A B C
Score
45
90
78
Formula Description Result
=LOOKUP(A2,{0,60,63,67,70,73,77,80,83,87,90,93,97},{"F","D-","D","D+","C-","C","C+","B-","B","B+","A-","A","A+"}) Assigns a letter grade to the score in cell A2 F
=LOOKUP(A3,{0,60,63,67,70,73,77,80,83,87,90,93,97},{"F","D-","D","D+","C-","C","C+","B-","B","B+","A-","A","A+"}) Assigns a letter grade to the score in cell A3 A-
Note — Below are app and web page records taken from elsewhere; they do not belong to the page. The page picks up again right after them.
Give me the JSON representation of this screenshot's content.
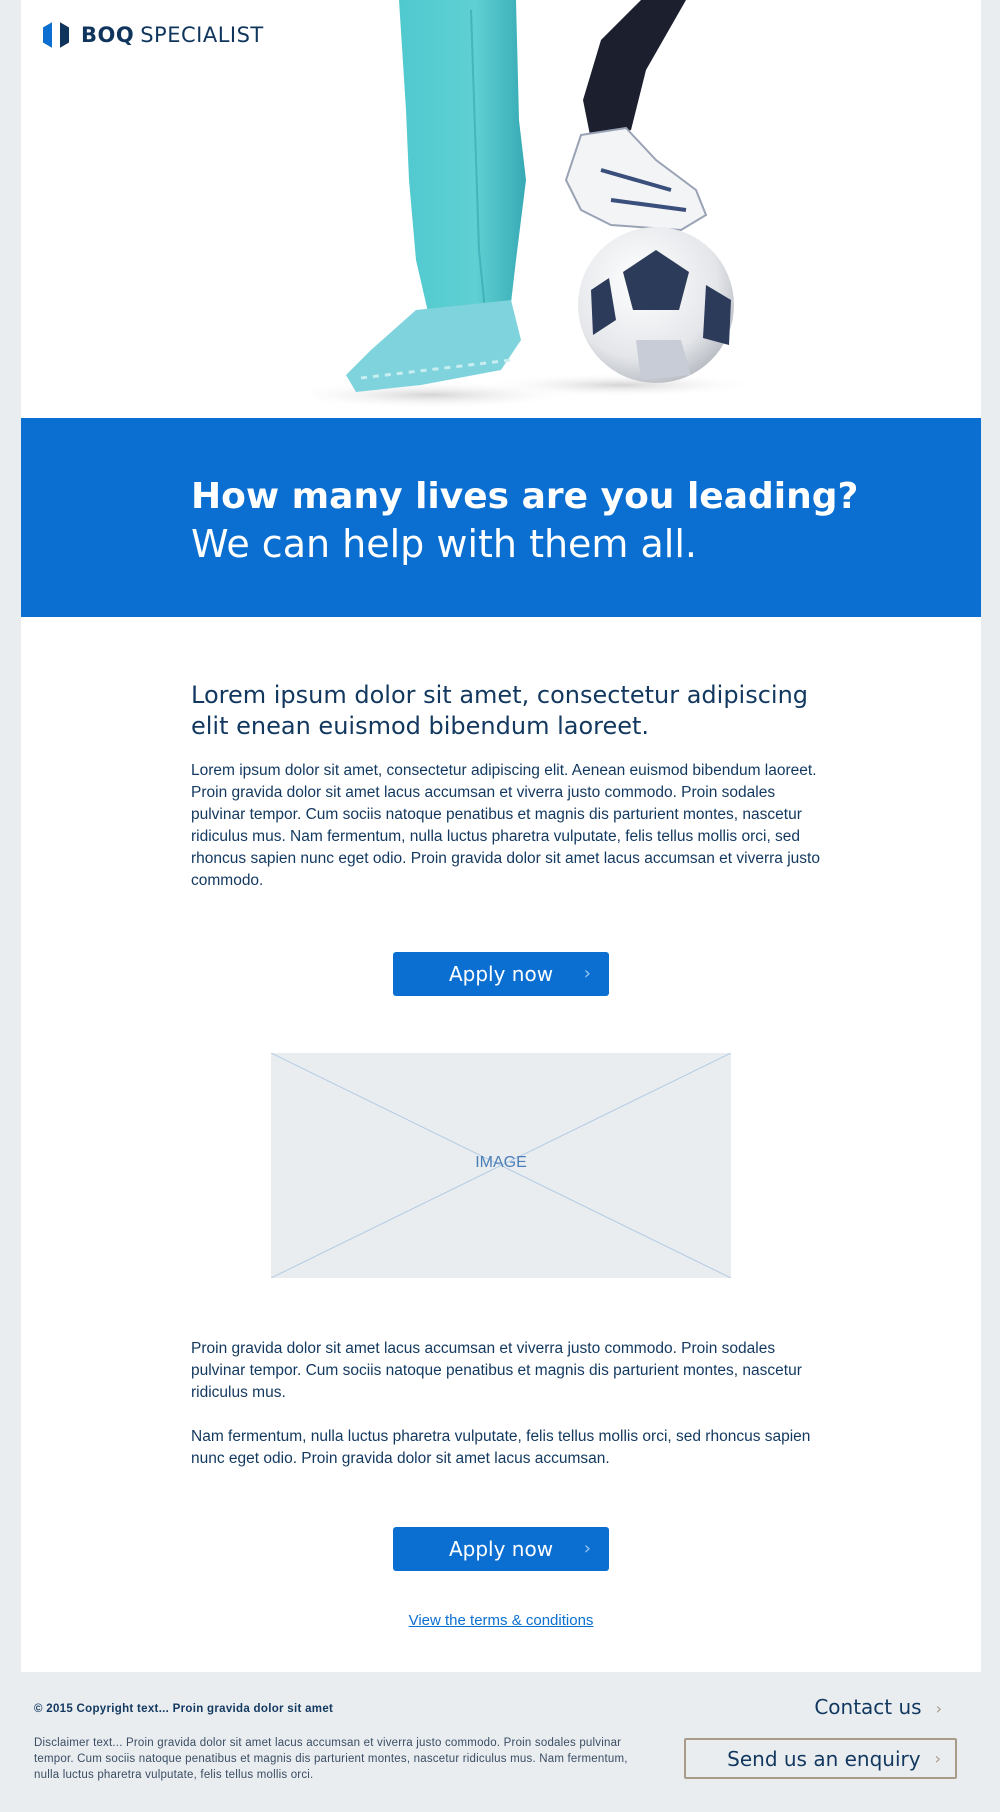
{
  "brand": {
    "bold": "BOQ",
    "regular": "SPECIALIST"
  },
  "banner": {
    "headline": "How many lives are you leading?",
    "subheadline": "We can help with them all."
  },
  "content": {
    "intro": "Lorem ipsum dolor sit amet, consectetur adipiscing elit enean euismod bibendum laoreet.",
    "paragraph1": "Lorem ipsum dolor sit amet, consectetur adipiscing elit. Aenean euismod bibendum laoreet. Proin gravida dolor sit amet lacus accumsan et viverra justo commodo. Proin sodales pulvinar tempor. Cum sociis natoque penatibus et magnis dis parturient montes, nascetur ridiculus mus. Nam fermentum, nulla luctus pharetra vulputate, felis tellus mollis orci, sed rhoncus sapien nunc eget odio. Proin gravida dolor sit amet lacus accumsan et viverra justo commodo.",
    "apply_label": "Apply now",
    "image_label": "IMAGE",
    "paragraph2": "Proin gravida dolor sit amet lacus accumsan et viverra justo commodo. Proin sodales pulvinar tempor. Cum sociis natoque penatibus et magnis dis parturient montes, nascetur ridiculus mus.",
    "paragraph3": "Nam fermentum, nulla luctus pharetra vulputate, felis tellus mollis orci, sed rhoncus sapien nunc eget odio. Proin gravida dolor sit amet lacus accumsan.",
    "terms_link": "View the terms & conditions"
  },
  "footer": {
    "copyright": "© 2015 Copyright text... Proin gravida dolor sit amet",
    "disclaimer": "Disclaimer text... Proin gravida dolor sit amet lacus accumsan et viverra justo commodo. Proin sodales pulvinar tempor. Cum sociis natoque penatibus et magnis dis parturient montes, nascetur ridiculus mus. Nam fermentum, nulla luctus pharetra vulputate, felis tellus mollis orci.",
    "contact_label": "Contact us",
    "enquiry_label": "Send us an enquiry"
  },
  "icons": {
    "button_chevron": "chevron-right-icon"
  },
  "colors": {
    "brand_blue": "#0a6fd1",
    "navy": "#12385f",
    "footer_bg": "#e9edf0",
    "accent_orange": "#f08a24"
  }
}
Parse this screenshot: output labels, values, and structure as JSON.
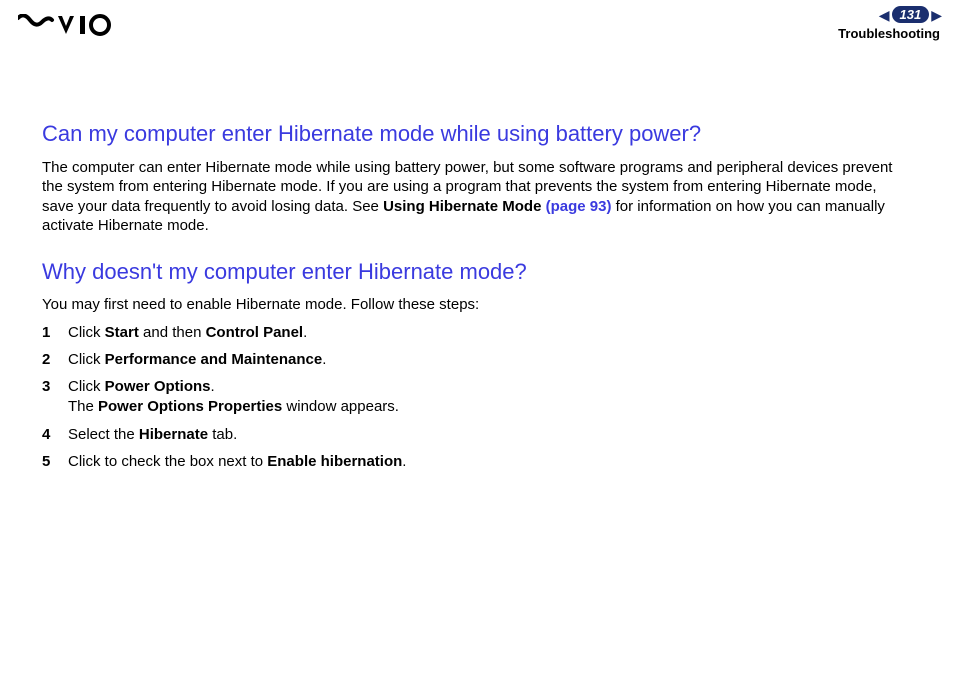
{
  "header": {
    "page_number": "131",
    "section": "Troubleshooting"
  },
  "q1": {
    "title": "Can my computer enter Hibernate mode while using battery power?",
    "body_pre": "The computer can enter Hibernate mode while using battery power, but some software programs and peripheral devices prevent the system from entering Hibernate mode. If you are using a program that prevents the system from entering Hibernate mode, save your data frequently to avoid losing data. See ",
    "body_bold": "Using Hibernate Mode",
    "body_link": " (page 93)",
    "body_post": " for information on how you can manually activate Hibernate mode."
  },
  "q2": {
    "title": "Why doesn't my computer enter Hibernate mode?",
    "intro": "You may first need to enable Hibernate mode. Follow these steps:",
    "steps": [
      {
        "n": "1",
        "pre": "Click ",
        "b1": "Start",
        "mid": " and then ",
        "b2": "Control Panel",
        "post": "."
      },
      {
        "n": "2",
        "pre": "Click ",
        "b1": "Performance and Maintenance",
        "post": "."
      },
      {
        "n": "3",
        "pre": "Click ",
        "b1": "Power Options",
        "post": ".",
        "line2_pre": "The ",
        "line2_b": "Power Options Properties",
        "line2_post": " window appears."
      },
      {
        "n": "4",
        "pre": "Select the ",
        "b1": "Hibernate",
        "post": " tab."
      },
      {
        "n": "5",
        "pre": "Click to check the box next to ",
        "b1": "Enable hibernation",
        "post": "."
      }
    ]
  }
}
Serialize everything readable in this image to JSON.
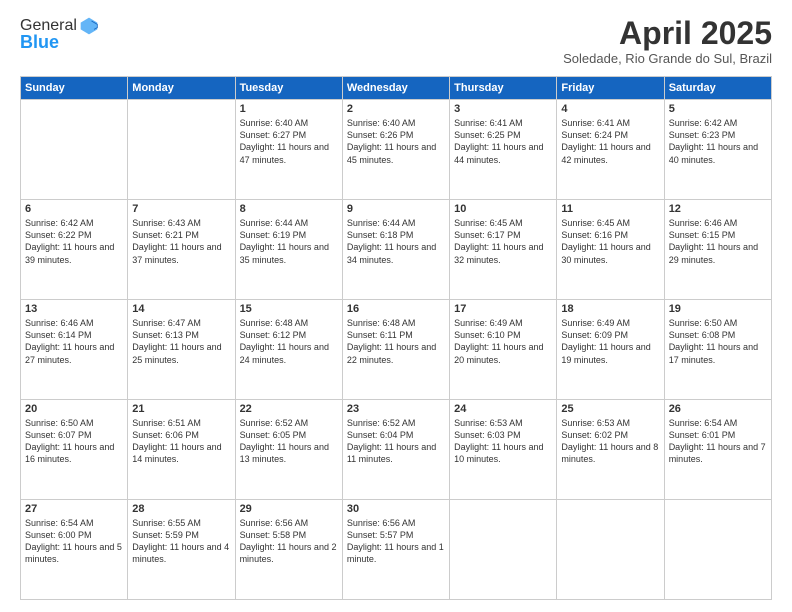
{
  "logo": {
    "line1": "General",
    "line2": "Blue"
  },
  "header": {
    "title": "April 2025",
    "location": "Soledade, Rio Grande do Sul, Brazil"
  },
  "weekdays": [
    "Sunday",
    "Monday",
    "Tuesday",
    "Wednesday",
    "Thursday",
    "Friday",
    "Saturday"
  ],
  "weeks": [
    [
      {
        "day": "",
        "sunrise": "",
        "sunset": "",
        "daylight": ""
      },
      {
        "day": "",
        "sunrise": "",
        "sunset": "",
        "daylight": ""
      },
      {
        "day": "1",
        "sunrise": "Sunrise: 6:40 AM",
        "sunset": "Sunset: 6:27 PM",
        "daylight": "Daylight: 11 hours and 47 minutes."
      },
      {
        "day": "2",
        "sunrise": "Sunrise: 6:40 AM",
        "sunset": "Sunset: 6:26 PM",
        "daylight": "Daylight: 11 hours and 45 minutes."
      },
      {
        "day": "3",
        "sunrise": "Sunrise: 6:41 AM",
        "sunset": "Sunset: 6:25 PM",
        "daylight": "Daylight: 11 hours and 44 minutes."
      },
      {
        "day": "4",
        "sunrise": "Sunrise: 6:41 AM",
        "sunset": "Sunset: 6:24 PM",
        "daylight": "Daylight: 11 hours and 42 minutes."
      },
      {
        "day": "5",
        "sunrise": "Sunrise: 6:42 AM",
        "sunset": "Sunset: 6:23 PM",
        "daylight": "Daylight: 11 hours and 40 minutes."
      }
    ],
    [
      {
        "day": "6",
        "sunrise": "Sunrise: 6:42 AM",
        "sunset": "Sunset: 6:22 PM",
        "daylight": "Daylight: 11 hours and 39 minutes."
      },
      {
        "day": "7",
        "sunrise": "Sunrise: 6:43 AM",
        "sunset": "Sunset: 6:21 PM",
        "daylight": "Daylight: 11 hours and 37 minutes."
      },
      {
        "day": "8",
        "sunrise": "Sunrise: 6:44 AM",
        "sunset": "Sunset: 6:19 PM",
        "daylight": "Daylight: 11 hours and 35 minutes."
      },
      {
        "day": "9",
        "sunrise": "Sunrise: 6:44 AM",
        "sunset": "Sunset: 6:18 PM",
        "daylight": "Daylight: 11 hours and 34 minutes."
      },
      {
        "day": "10",
        "sunrise": "Sunrise: 6:45 AM",
        "sunset": "Sunset: 6:17 PM",
        "daylight": "Daylight: 11 hours and 32 minutes."
      },
      {
        "day": "11",
        "sunrise": "Sunrise: 6:45 AM",
        "sunset": "Sunset: 6:16 PM",
        "daylight": "Daylight: 11 hours and 30 minutes."
      },
      {
        "day": "12",
        "sunrise": "Sunrise: 6:46 AM",
        "sunset": "Sunset: 6:15 PM",
        "daylight": "Daylight: 11 hours and 29 minutes."
      }
    ],
    [
      {
        "day": "13",
        "sunrise": "Sunrise: 6:46 AM",
        "sunset": "Sunset: 6:14 PM",
        "daylight": "Daylight: 11 hours and 27 minutes."
      },
      {
        "day": "14",
        "sunrise": "Sunrise: 6:47 AM",
        "sunset": "Sunset: 6:13 PM",
        "daylight": "Daylight: 11 hours and 25 minutes."
      },
      {
        "day": "15",
        "sunrise": "Sunrise: 6:48 AM",
        "sunset": "Sunset: 6:12 PM",
        "daylight": "Daylight: 11 hours and 24 minutes."
      },
      {
        "day": "16",
        "sunrise": "Sunrise: 6:48 AM",
        "sunset": "Sunset: 6:11 PM",
        "daylight": "Daylight: 11 hours and 22 minutes."
      },
      {
        "day": "17",
        "sunrise": "Sunrise: 6:49 AM",
        "sunset": "Sunset: 6:10 PM",
        "daylight": "Daylight: 11 hours and 20 minutes."
      },
      {
        "day": "18",
        "sunrise": "Sunrise: 6:49 AM",
        "sunset": "Sunset: 6:09 PM",
        "daylight": "Daylight: 11 hours and 19 minutes."
      },
      {
        "day": "19",
        "sunrise": "Sunrise: 6:50 AM",
        "sunset": "Sunset: 6:08 PM",
        "daylight": "Daylight: 11 hours and 17 minutes."
      }
    ],
    [
      {
        "day": "20",
        "sunrise": "Sunrise: 6:50 AM",
        "sunset": "Sunset: 6:07 PM",
        "daylight": "Daylight: 11 hours and 16 minutes."
      },
      {
        "day": "21",
        "sunrise": "Sunrise: 6:51 AM",
        "sunset": "Sunset: 6:06 PM",
        "daylight": "Daylight: 11 hours and 14 minutes."
      },
      {
        "day": "22",
        "sunrise": "Sunrise: 6:52 AM",
        "sunset": "Sunset: 6:05 PM",
        "daylight": "Daylight: 11 hours and 13 minutes."
      },
      {
        "day": "23",
        "sunrise": "Sunrise: 6:52 AM",
        "sunset": "Sunset: 6:04 PM",
        "daylight": "Daylight: 11 hours and 11 minutes."
      },
      {
        "day": "24",
        "sunrise": "Sunrise: 6:53 AM",
        "sunset": "Sunset: 6:03 PM",
        "daylight": "Daylight: 11 hours and 10 minutes."
      },
      {
        "day": "25",
        "sunrise": "Sunrise: 6:53 AM",
        "sunset": "Sunset: 6:02 PM",
        "daylight": "Daylight: 11 hours and 8 minutes."
      },
      {
        "day": "26",
        "sunrise": "Sunrise: 6:54 AM",
        "sunset": "Sunset: 6:01 PM",
        "daylight": "Daylight: 11 hours and 7 minutes."
      }
    ],
    [
      {
        "day": "27",
        "sunrise": "Sunrise: 6:54 AM",
        "sunset": "Sunset: 6:00 PM",
        "daylight": "Daylight: 11 hours and 5 minutes."
      },
      {
        "day": "28",
        "sunrise": "Sunrise: 6:55 AM",
        "sunset": "Sunset: 5:59 PM",
        "daylight": "Daylight: 11 hours and 4 minutes."
      },
      {
        "day": "29",
        "sunrise": "Sunrise: 6:56 AM",
        "sunset": "Sunset: 5:58 PM",
        "daylight": "Daylight: 11 hours and 2 minutes."
      },
      {
        "day": "30",
        "sunrise": "Sunrise: 6:56 AM",
        "sunset": "Sunset: 5:57 PM",
        "daylight": "Daylight: 11 hours and 1 minute."
      },
      {
        "day": "",
        "sunrise": "",
        "sunset": "",
        "daylight": ""
      },
      {
        "day": "",
        "sunrise": "",
        "sunset": "",
        "daylight": ""
      },
      {
        "day": "",
        "sunrise": "",
        "sunset": "",
        "daylight": ""
      }
    ]
  ]
}
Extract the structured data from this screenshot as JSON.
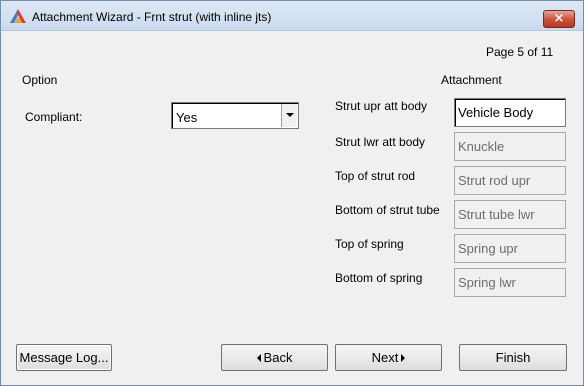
{
  "window": {
    "title": "Attachment Wizard - Frnt strut (with inline jts)",
    "close_label": "×",
    "accent_color": "#c94f35",
    "icon": "app-logo-icon"
  },
  "header": {
    "page_indicator": "Page  5 of 11",
    "option_header": "Option",
    "attachment_header": "Attachment"
  },
  "options": {
    "compliant_label": "Compliant:",
    "compliant_value": "Yes"
  },
  "attachments": [
    {
      "label": "Strut upr att body",
      "value": "Vehicle Body"
    },
    {
      "label": "Strut lwr att body",
      "value": "Knuckle"
    },
    {
      "label": "Top of strut rod",
      "value": "Strut rod upr"
    },
    {
      "label": "Bottom of strut tube",
      "value": "Strut tube lwr"
    },
    {
      "label": "Top of spring",
      "value": "Spring upr"
    },
    {
      "label": "Bottom of spring",
      "value": "Spring lwr"
    }
  ],
  "buttons": {
    "message_log": "Message Log...",
    "back": "Back",
    "next": "Next",
    "finish": "Finish"
  }
}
=LOOKUP(A4,{0,60,63,67,70,73,77,80,83,87,90,93,97},{"F","D-","D","D+","C-","C","C+","B-","B","B+","A-","A","A+"}) Assigns a letter grade to the score in cell A4 C+
 
 
Applies to:
Excel 2007